Task details> In the data below, how many lines include the string "this"? Give only the number.

[Stored data entries]
*** Block opens ***

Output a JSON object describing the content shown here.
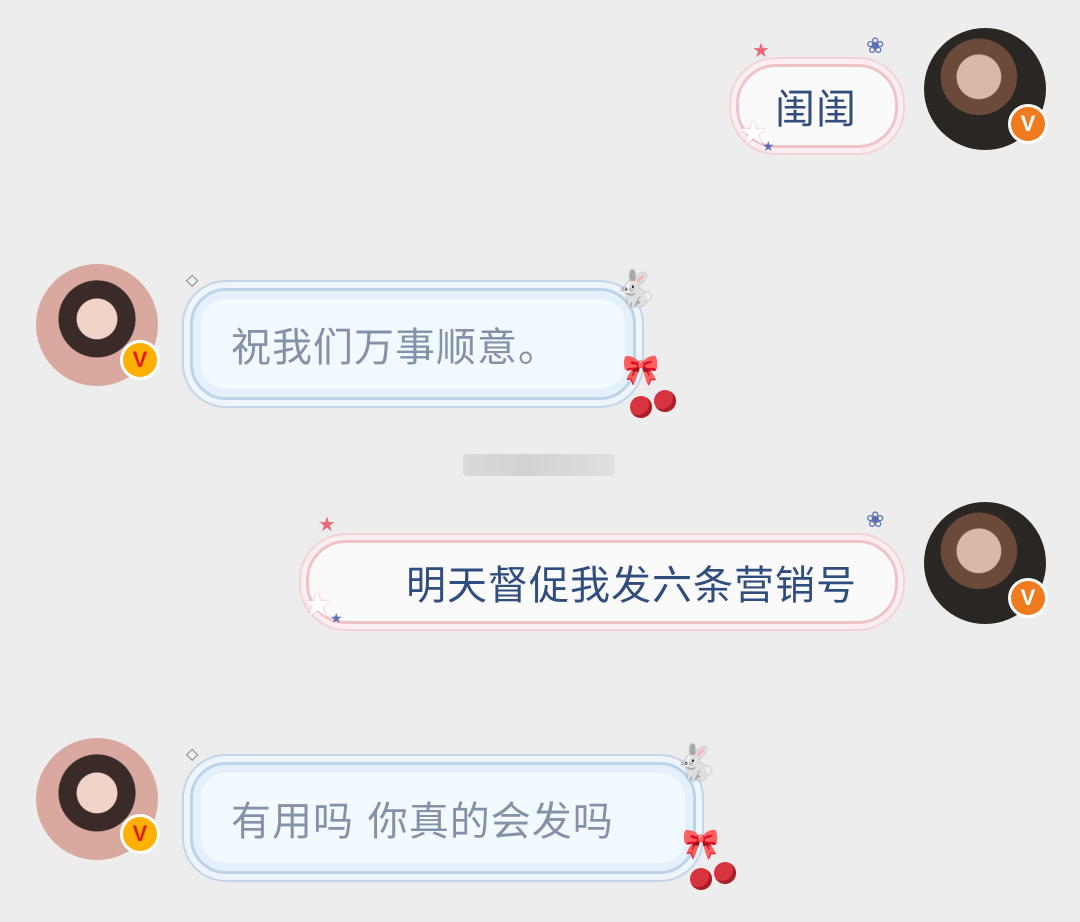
{
  "messages": [
    {
      "side": "right",
      "text": "闺闺"
    },
    {
      "side": "left",
      "text": "祝我们万事顺意。"
    },
    {
      "side": "right",
      "text": "明天督促我发六条营销号"
    },
    {
      "side": "left",
      "text": "有用吗 你真的会发吗"
    }
  ],
  "badges": {
    "verified": "V"
  },
  "colors": {
    "background": "#ededed",
    "right_text": "#2f4d7d",
    "left_text": "#8392a6",
    "badge_orange": "#f07a1e",
    "badge_gold": "#ffb000"
  }
}
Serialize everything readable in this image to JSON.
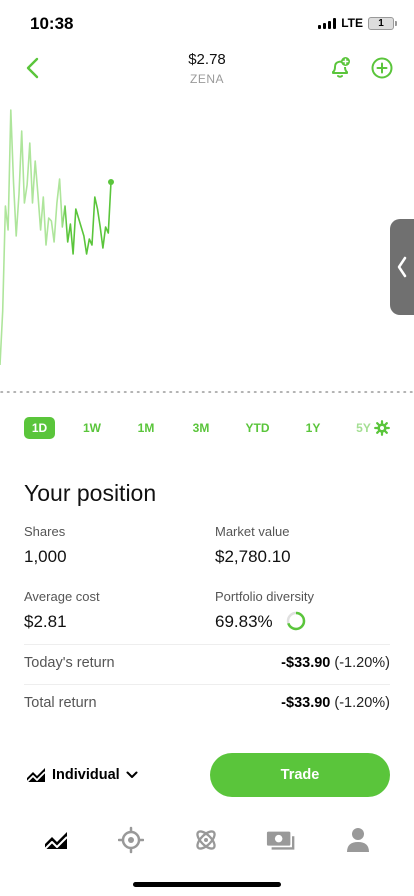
{
  "status_bar": {
    "time": "10:38",
    "network": "LTE",
    "battery": "1"
  },
  "header": {
    "price": "$2.78",
    "symbol": "ZENA"
  },
  "icons": {
    "back": "chevron-left-icon",
    "alert": "bell-plus-icon",
    "add": "circle-plus-icon",
    "handle": "chevron-left-icon",
    "settings": "gear-icon",
    "account": "chart-line-icon",
    "dropdown": "chevron-down-icon",
    "tabs": [
      "chart-line-icon",
      "radar-icon",
      "browse-icon",
      "cash-icon",
      "account-icon"
    ]
  },
  "colors": {
    "accent": "#5ac53b",
    "chart_line": "#5ac53b",
    "chart_line_faded": "#aee59b"
  },
  "chart_data": {
    "type": "line",
    "title": "",
    "xlabel": "",
    "ylabel": "",
    "grid": false,
    "ylim": [
      0,
      1
    ],
    "series": [
      {
        "values": [
          0.09,
          0.27,
          0.62,
          0.54,
          0.94,
          0.7,
          0.52,
          0.66,
          0.87,
          0.63,
          0.69,
          0.83,
          0.63,
          0.77,
          0.66,
          0.54,
          0.65,
          0.49,
          0.58,
          0.57,
          0.5,
          0.63,
          0.71,
          0.55,
          0.62,
          0.5,
          0.56,
          0.46,
          0.61,
          0.58,
          0.55,
          0.52,
          0.46,
          0.51,
          0.49,
          0.65,
          0.61,
          0.55,
          0.48,
          0.55,
          0.53,
          0.7
        ],
        "current_point_index": 41
      }
    ]
  },
  "range_tabs": [
    {
      "label": "1D",
      "active": true
    },
    {
      "label": "1W",
      "active": false
    },
    {
      "label": "1M",
      "active": false
    },
    {
      "label": "3M",
      "active": false
    },
    {
      "label": "YTD",
      "active": false
    },
    {
      "label": "1Y",
      "active": false
    },
    {
      "label": "5Y",
      "active": false
    }
  ],
  "position": {
    "title": "Your position",
    "shares_label": "Shares",
    "shares_value": "1,000",
    "market_value_label": "Market value",
    "market_value": "$2,780.10",
    "avg_cost_label": "Average cost",
    "avg_cost_value": "$2.81",
    "diversity_label": "Portfolio diversity",
    "diversity_value": "69.83%",
    "diversity_fraction": 0.6983,
    "todays_return_label": "Today's return",
    "todays_return_amount": "-$33.90",
    "todays_return_pct": "(-1.20%)",
    "total_return_label": "Total return",
    "total_return_amount": "-$33.90",
    "total_return_pct": "(-1.20%)"
  },
  "account": {
    "label": "Individual"
  },
  "trade": {
    "label": "Trade"
  }
}
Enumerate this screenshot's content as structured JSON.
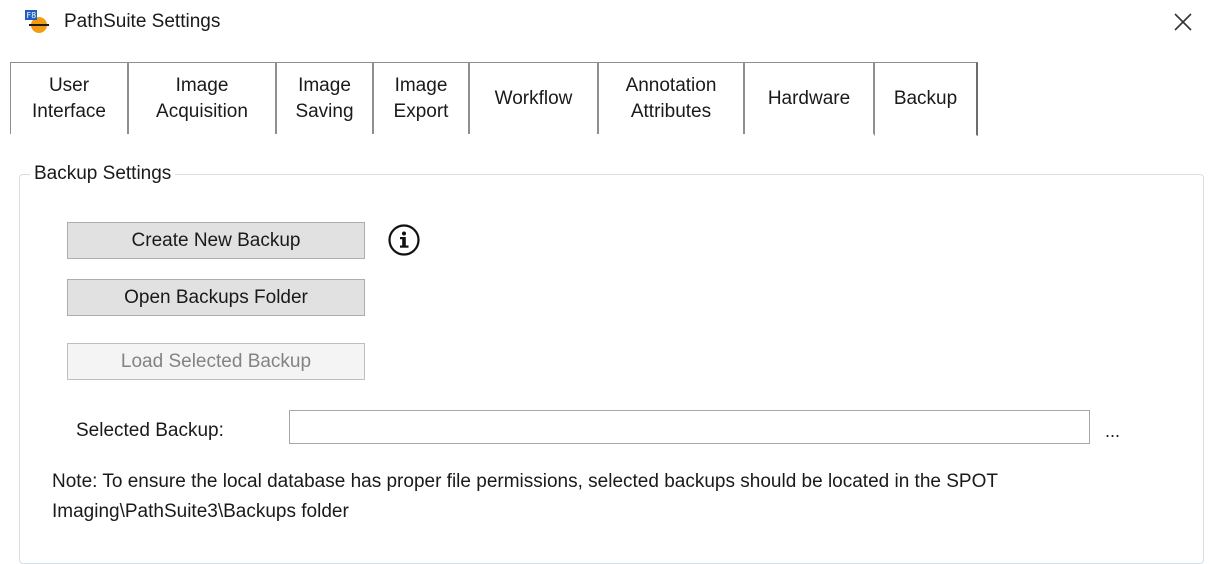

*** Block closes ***

Written reply> 2